HONOLULU (HawaiiNewsNow) - Elizabeth Glenn hit the streets of Chinatown on Thursday morning with a team of outreach workers and a bin full of basic medial supplies.
For the past eight years, the registered nurse has split her time heading up the clinic at the Institute for Human Services men's shelter and practicing "street medicine."
Much of her work is done with soap and water -- coupled with a little of advice.
"You remember Norberto who used to sleep on the bench right next to you here? He passed away from something just like this," Glenn told a woman near Hotel Street as she treated a wound on her foot. "You really need to get it taken care of,"
But often that message falls on deaf ears.
"The mentally ill are very difficult as well as the alcoholics and hard-core drug users because they have very poor follow through," Glenn said.
And she and others believe expanding her street team to include more nurses and a doctor who could prescribe antibiotics could save the state millions of dollars in medical expenses.
"The benefit is they could get treated earlier and they could get treated consistently," she said.
Glenn uses photos to keep track of some of the injuries she's encountered. Her team treated 408 injuries last year. Many of the wounds are on the legs and feet. She says the one thing the injuries have in common is that they stemmed from a minor cut or scrape that got infected.
Charles Long, who has lived on the street about a year, knows that story all too well. Recently, an infection on his leg landed him in the hospital.
"I went to the ambulance to get some clean up. They said no come in. They put me on a liquid IV for 10 days," he said.
That stay could have easily been prevented if he would have been treated earlier, Glenn said.

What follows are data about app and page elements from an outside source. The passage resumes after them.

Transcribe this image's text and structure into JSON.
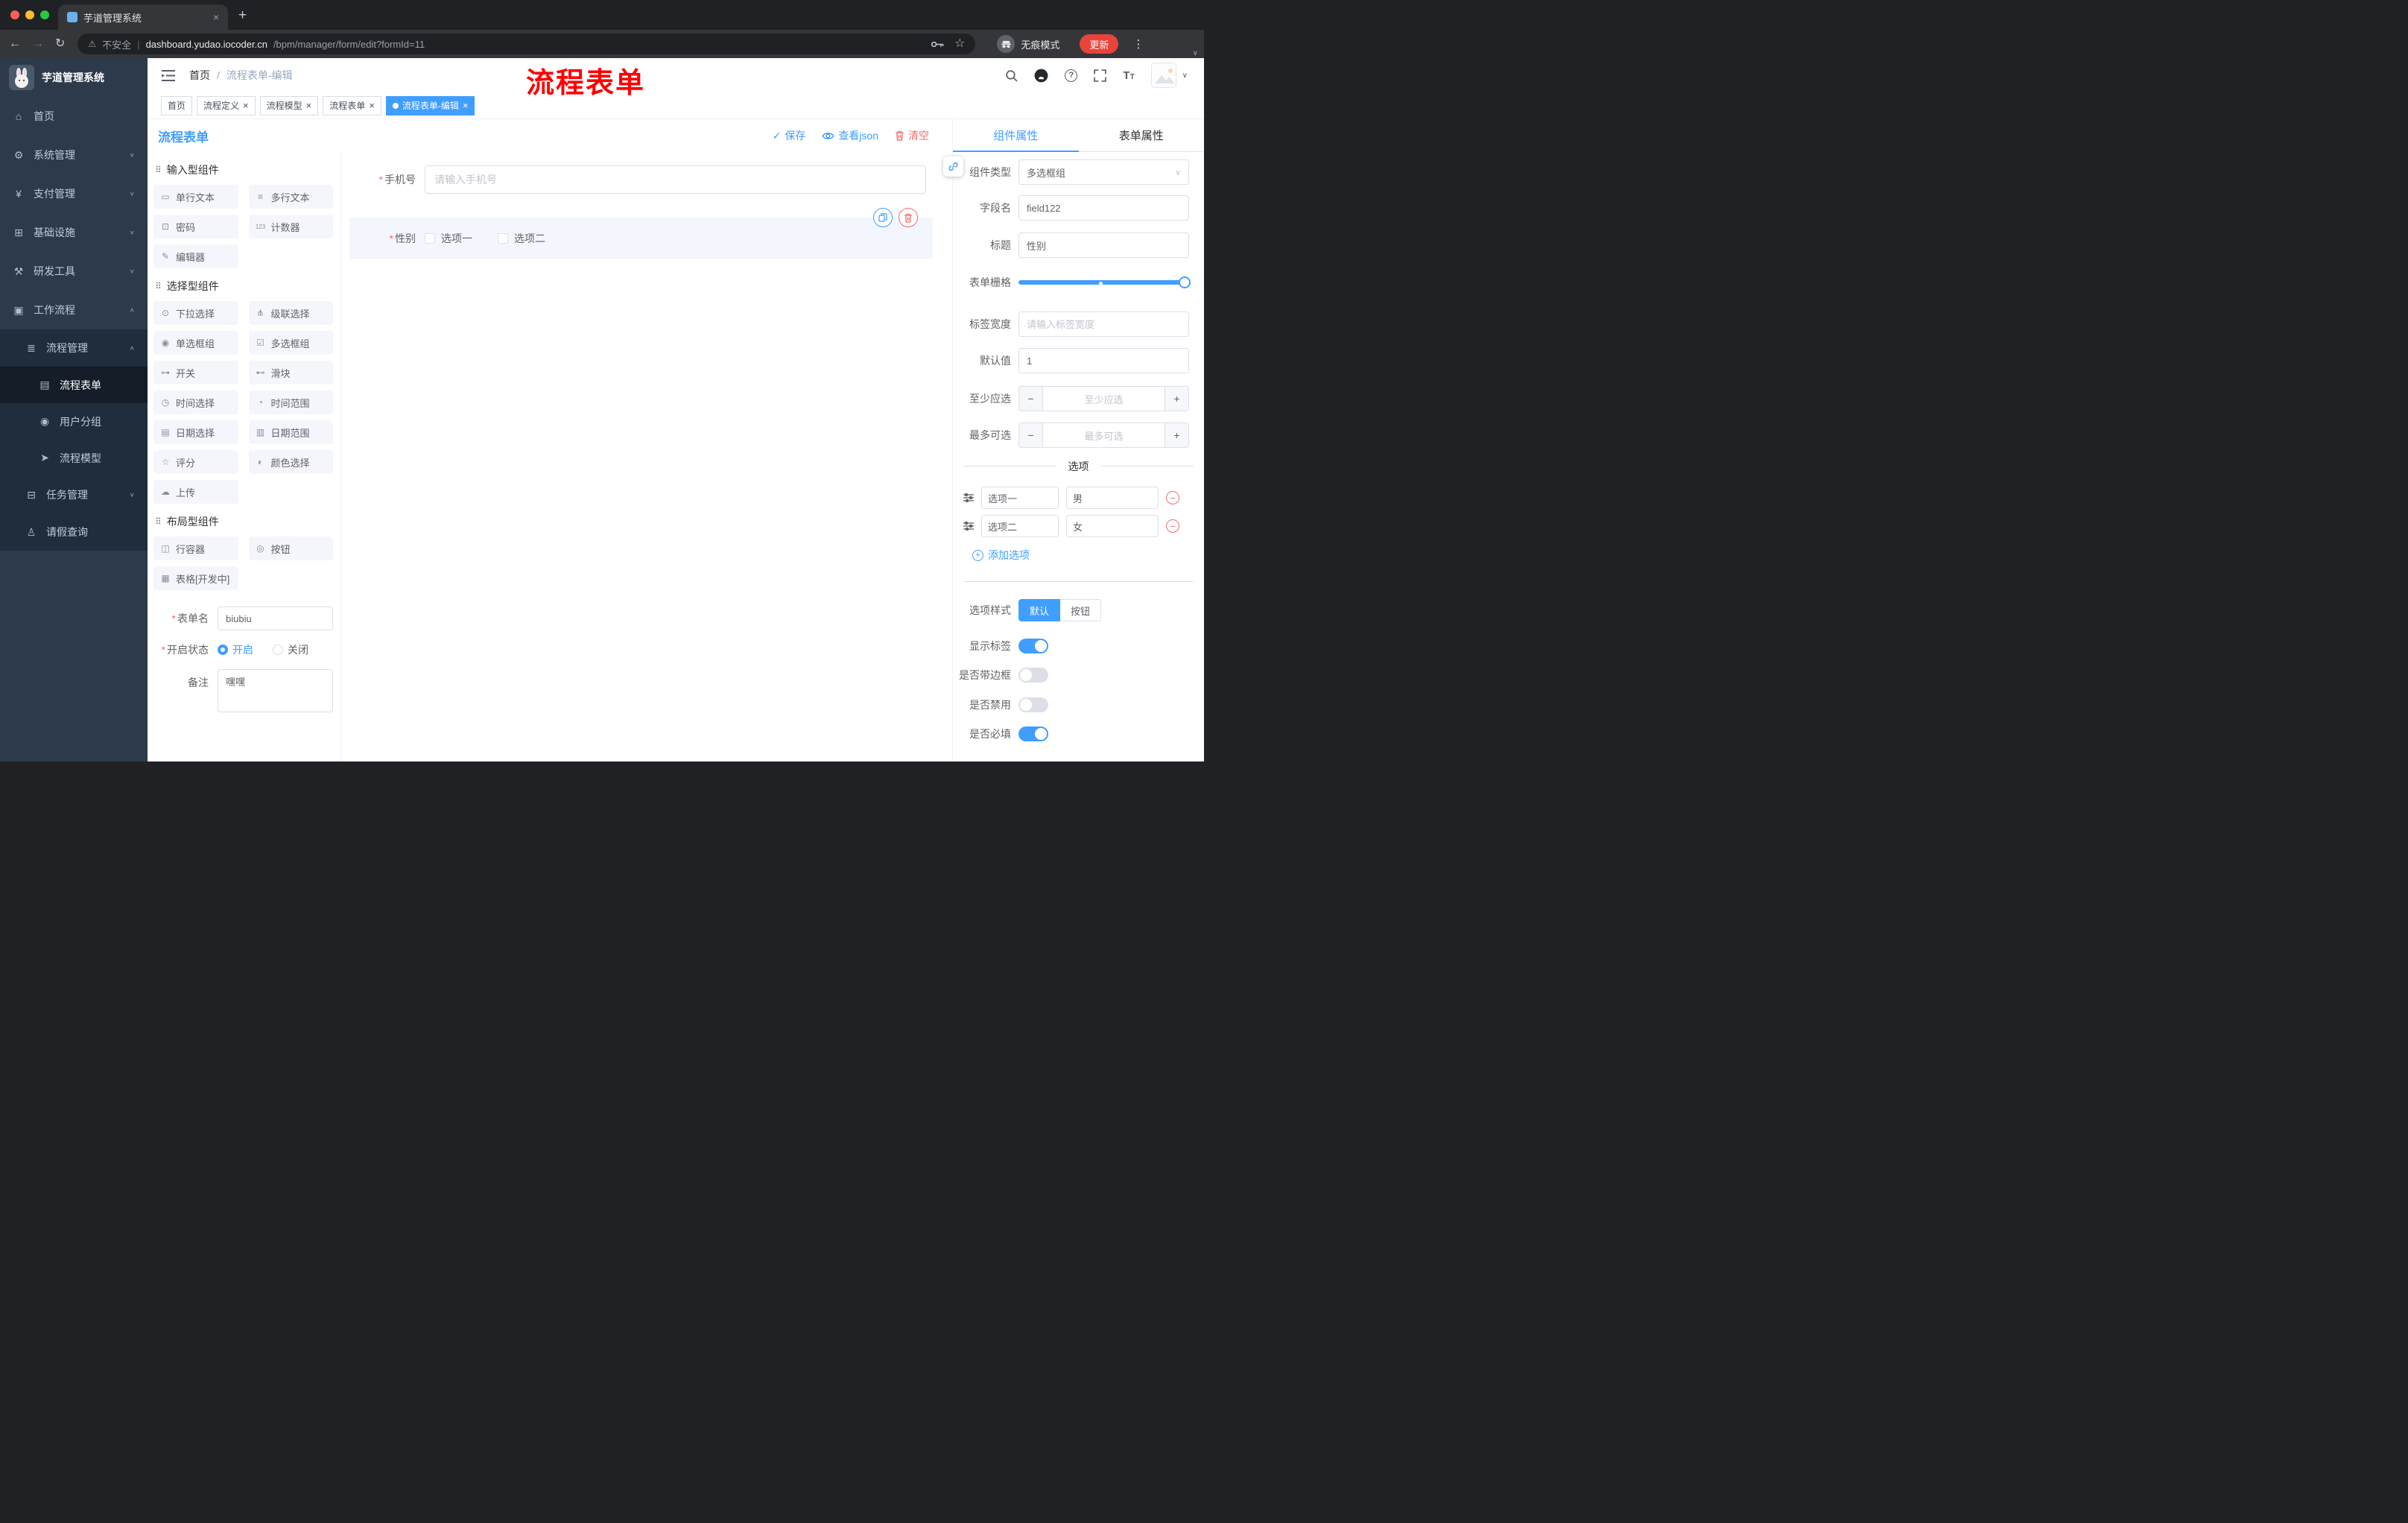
{
  "colors": {
    "primary": "#409EFF",
    "danger": "#F56C6C",
    "sidebar_bg": "#2D3A4B",
    "submenu_bg": "#1F2D3D",
    "annotation_red": "#FE0100",
    "update_button": "#E8443B",
    "tag_active": "#409EFF"
  },
  "icons": {
    "close": "×",
    "plus": "+",
    "minus": "−",
    "back": "←",
    "forward": "→",
    "reload": "↻",
    "warning": "⚠",
    "pipe": "|",
    "star": "☆",
    "menu_dots": "⋮",
    "chevron_down": "∨",
    "chevron_up": "∧",
    "required": "*",
    "check": "✓",
    "question": "?",
    "font_size": "T",
    "home": "⌂",
    "system": "⚙",
    "pay": "¥",
    "infra": "⊞",
    "devtools": "⚒",
    "workflow": "▣",
    "process_mgmt": "≣",
    "form": "▤",
    "users": "◉",
    "model": "➤",
    "task": "⊟",
    "leave": "♙",
    "drag": "⠿",
    "chip_input": "▭",
    "chip_textarea": "≡",
    "chip_password": "⊡",
    "chip_counter": "123",
    "chip_editor": "✎",
    "chip_select": "⊙",
    "chip_cascade": "⋔",
    "chip_radio": "◉",
    "chip_checkbox": "☑",
    "chip_switch": "⊶",
    "chip_slider": "⊷",
    "chip_time": "◷",
    "chip_time_range": "◔",
    "chip_date": "▤",
    "chip_date_range": "▥",
    "chip_rate": "☆",
    "chip_color": "◐",
    "chip_upload": "☁",
    "chip_row": "◫",
    "chip_button": "◎",
    "chip_table": "▦"
  },
  "browser": {
    "tab_title": "芋道管理系统",
    "security_label": "不安全",
    "url_host": "dashboard.yudao.iocoder.cn",
    "url_path": "/bpm/manager/form/edit?formId=11",
    "incognito_label": "无痕模式",
    "update_label": "更新"
  },
  "annotation": {
    "text": "流程表单"
  },
  "sidebar": {
    "logo_title": "芋道管理系统",
    "items": [
      {
        "label": "首页"
      },
      {
        "label": "系统管理"
      },
      {
        "label": "支付管理"
      },
      {
        "label": "基础设施"
      },
      {
        "label": "研发工具"
      },
      {
        "label": "工作流程"
      },
      {
        "label": "流程管理"
      },
      {
        "label": "流程表单"
      },
      {
        "label": "用户分组"
      },
      {
        "label": "流程模型"
      },
      {
        "label": "任务管理"
      },
      {
        "label": "请假查询"
      }
    ]
  },
  "header": {
    "breadcrumb": {
      "root": "首页",
      "separator": "/",
      "current": "流程表单-编辑"
    }
  },
  "tags": [
    {
      "label": "首页"
    },
    {
      "label": "流程定义"
    },
    {
      "label": "流程模型"
    },
    {
      "label": "流程表单"
    },
    {
      "label": "流程表单-编辑"
    }
  ],
  "designer": {
    "title": "流程表单",
    "actions": {
      "save": "保存",
      "view_json": "查看json",
      "clear": "清空"
    },
    "palette": {
      "sections": [
        {
          "title": "输入型组件",
          "items": [
            "单行文本",
            "多行文本",
            "密码",
            "计数器",
            "编辑器"
          ]
        },
        {
          "title": "选择型组件",
          "items": [
            "下拉选择",
            "级联选择",
            "单选框组",
            "多选框组",
            "开关",
            "滑块",
            "时间选择",
            "时间范围",
            "日期选择",
            "日期范围",
            "评分",
            "颜色选择",
            "上传"
          ]
        },
        {
          "title": "布局型组件",
          "items": [
            "行容器",
            "按钮",
            "表格[开发中]"
          ]
        }
      ]
    },
    "meta": {
      "name_label": "表单名",
      "name_value": "biubiu",
      "status_label": "开启状态",
      "status_on": "开启",
      "status_off": "关闭",
      "remark_label": "备注",
      "remark_value": "嘿嘿"
    },
    "canvas": {
      "phone": {
        "label": "手机号",
        "placeholder": "请输入手机号"
      },
      "gender": {
        "label": "性别",
        "option1": "选项一",
        "option2": "选项二"
      }
    }
  },
  "props": {
    "tab_component": "组件属性",
    "tab_form": "表单属性",
    "component_type": {
      "label": "组件类型",
      "value": "多选框组"
    },
    "field_name": {
      "label": "字段名",
      "value": "field122"
    },
    "title_row": {
      "label": "标题",
      "value": "性别"
    },
    "grid": {
      "label": "表单栅格"
    },
    "label_width": {
      "label": "标签宽度",
      "placeholder": "请输入标签宽度"
    },
    "default_value": {
      "label": "默认值",
      "value": "1"
    },
    "min_select": {
      "label": "至少应选",
      "placeholder": "至少应选"
    },
    "max_select": {
      "label": "最多可选",
      "placeholder": "最多可选"
    },
    "options_title": "选项",
    "options": [
      {
        "label": "选项一",
        "value": "男"
      },
      {
        "label": "选项二",
        "value": "女"
      }
    ],
    "add_option": "添加选项",
    "option_style": {
      "label": "选项样式",
      "default": "默认",
      "button": "按钮"
    },
    "show_label": {
      "label": "显示标签",
      "on": true
    },
    "border": {
      "label": "是否带边框",
      "on": false
    },
    "disabled": {
      "label": "是否禁用",
      "on": false
    },
    "required": {
      "label": "是否必填",
      "on": true
    }
  }
}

"The supplies probably cost less than $50. I will see anyone who needs help. And that's the key," she said. "That flexibility to help whoever needs help. To not need and appointment."